Imagine what we would learn if one of the 19 suicide bombers who took out the World Trade Center and the Pentagon had lived. In Mumbai, one of the terrorists did live, and his interview in the hospital bed brought up a plethora of feelings for me:
“Where were you supposed to go after today’s incident?”
“Nowhere. We were meant to die.”
How many accomplices were sent with you?
Kasab tried to dodge the question. He was ordered to wage jihad, he said, was blindfolded and put on a boat. Asked if he’d ever done something like this before, he momentarily broke down. “Nowhere, nowhere,” he said. He only did this because Uncle Zaki promised to give his struggling family a large amount of money.
I think about this. Somehow, you are trained to think that your own life is expendable, but that in making your sacrifice, you are leaving your family in a much better financial position.

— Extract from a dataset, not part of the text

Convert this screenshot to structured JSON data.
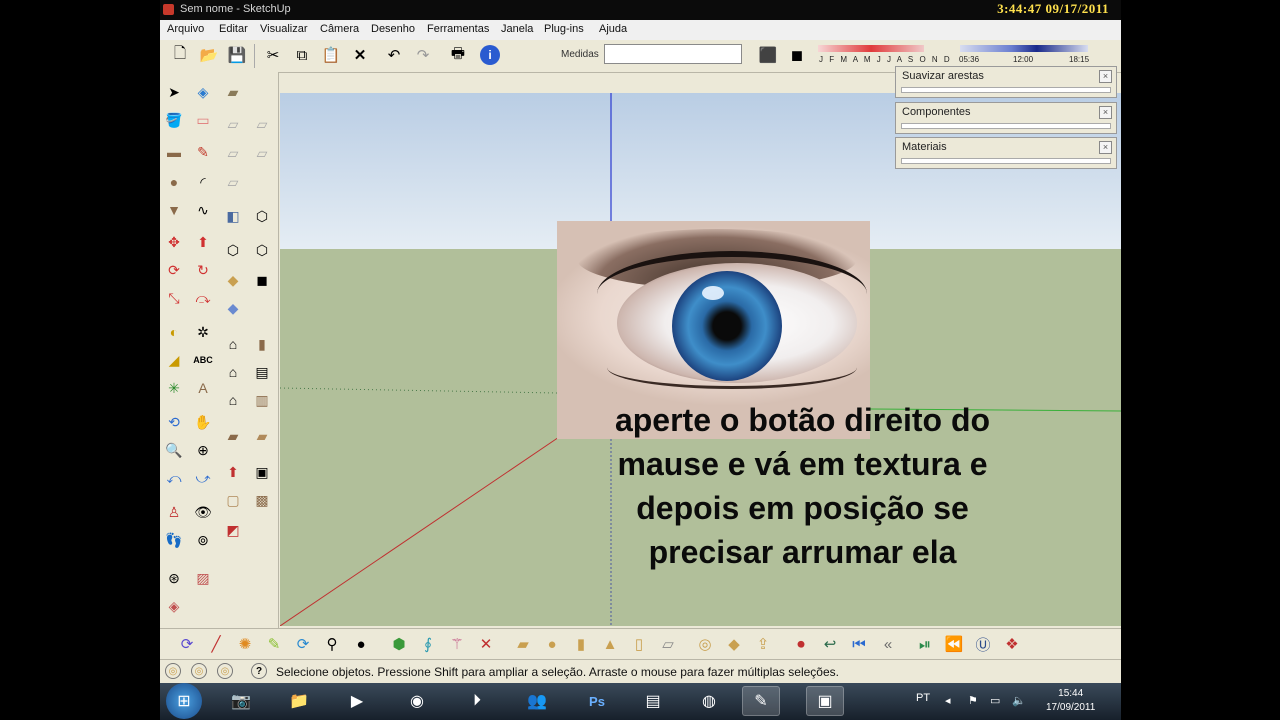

For those who have grown up in the slums, have endured the degradation of not only poverty, but political repression the likes of which we, as Americans have never known, these pie-in-the-sky promises must be tempting.
I'm not excusing the behaviour. But I am trying to understand it. I keep thinking that if we understand it, maybe we can prevent it. If we change the structures that create terrorism, perhaps terrorism will disappear. Years ago, Frantz Fanon warned us that terrorism is the weapon of the poor, but we have failed to heed the warning.
As Motlagh reports, the Mumbai terrorists were expert at combining chaos and panic to create terror:
Handler: The ATS Chief has been killed. Your work is very important. Allah is helping you. The minister should not escape. Try to set the place on fire.
Gunman: We have set fire in four rooms.
Handler: People shall run helter skelter when they see the flames. Keep throwing a grenade every fifteen minutes or so. It will terrorize.
I try to imagine how the people under attack felt. Like hunted animals. Like prey that was being flushed from every safe place they had found to hide. These are images from my worst nightmares, the ones where some madman is after me, and I hide, trying to quiet my terror pantings so that my very breaths do not give me away.
I finish the article. I feel hatred toward those who organized the attacks. Those who stayed on the telephones with the suicide attackers, giving them orders over the phone. Why were these men, so willing to send others in to do their dirty work, why were they not willing to die for Allah?
Is this the way of the world? That everywhere, at all times, old men will tell young men that to die in service to your country/religion/family is the highest honor? It is always a myth. Meaningless. Oh so costly.
The images in my head are blood-stained. The numbers of the people who survived the first attacks only to be taken hostage and then killed methodically. Subject to the terror, for long periods of time, of knowing they were going to die. Cruelty. Sheer cruelty.
I want to understand....